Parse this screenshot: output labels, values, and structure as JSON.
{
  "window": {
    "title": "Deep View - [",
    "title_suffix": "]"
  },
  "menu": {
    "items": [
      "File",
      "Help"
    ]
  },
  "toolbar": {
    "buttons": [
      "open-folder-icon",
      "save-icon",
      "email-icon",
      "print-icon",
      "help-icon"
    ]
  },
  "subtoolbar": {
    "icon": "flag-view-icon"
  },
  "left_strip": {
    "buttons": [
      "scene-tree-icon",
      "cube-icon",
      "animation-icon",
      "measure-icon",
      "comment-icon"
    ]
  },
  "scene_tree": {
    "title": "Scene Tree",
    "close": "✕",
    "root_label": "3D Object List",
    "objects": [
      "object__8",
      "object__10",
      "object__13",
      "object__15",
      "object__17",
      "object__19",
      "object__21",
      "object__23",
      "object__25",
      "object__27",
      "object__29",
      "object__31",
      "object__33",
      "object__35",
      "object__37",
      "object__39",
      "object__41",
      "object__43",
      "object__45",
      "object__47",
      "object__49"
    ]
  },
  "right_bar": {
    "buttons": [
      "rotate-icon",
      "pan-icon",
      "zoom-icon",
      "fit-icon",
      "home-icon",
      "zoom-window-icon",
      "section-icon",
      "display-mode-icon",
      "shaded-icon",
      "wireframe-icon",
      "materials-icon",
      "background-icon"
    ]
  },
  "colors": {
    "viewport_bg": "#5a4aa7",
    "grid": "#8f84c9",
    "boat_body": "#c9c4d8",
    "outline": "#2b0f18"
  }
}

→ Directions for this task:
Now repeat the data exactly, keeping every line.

→ Response:
Parse this screenshot: output labels, values, and structure as JSON.
{
  "window": {
    "title": "Deep View - [",
    "title_suffix": "]"
  },
  "menu": {
    "items": [
      "File",
      "Help"
    ]
  },
  "toolbar": {
    "buttons": [
      "open-folder-icon",
      "save-icon",
      "email-icon",
      "print-icon",
      "help-icon"
    ]
  },
  "subtoolbar": {
    "icon": "flag-view-icon"
  },
  "left_strip": {
    "buttons": [
      "scene-tree-icon",
      "cube-icon",
      "animation-icon",
      "measure-icon",
      "comment-icon"
    ]
  },
  "scene_tree": {
    "title": "Scene Tree",
    "close": "✕",
    "root_label": "3D Object List",
    "objects": [
      "object__8",
      "object__10",
      "object__13",
      "object__15",
      "object__17",
      "object__19",
      "object__21",
      "object__23",
      "object__25",
      "object__27",
      "object__29",
      "object__31",
      "object__33",
      "object__35",
      "object__37",
      "object__39",
      "object__41",
      "object__43",
      "object__45",
      "object__47",
      "object__49"
    ]
  },
  "right_bar": {
    "buttons": [
      "rotate-icon",
      "pan-icon",
      "zoom-icon",
      "fit-icon",
      "home-icon",
      "zoom-window-icon",
      "section-icon",
      "display-mode-icon",
      "shaded-icon",
      "wireframe-icon",
      "materials-icon",
      "background-icon"
    ]
  },
  "colors": {
    "viewport_bg": "#5a4aa7",
    "grid": "#8f84c9",
    "boat_body": "#c9c4d8",
    "outline": "#2b0f18"
  }
}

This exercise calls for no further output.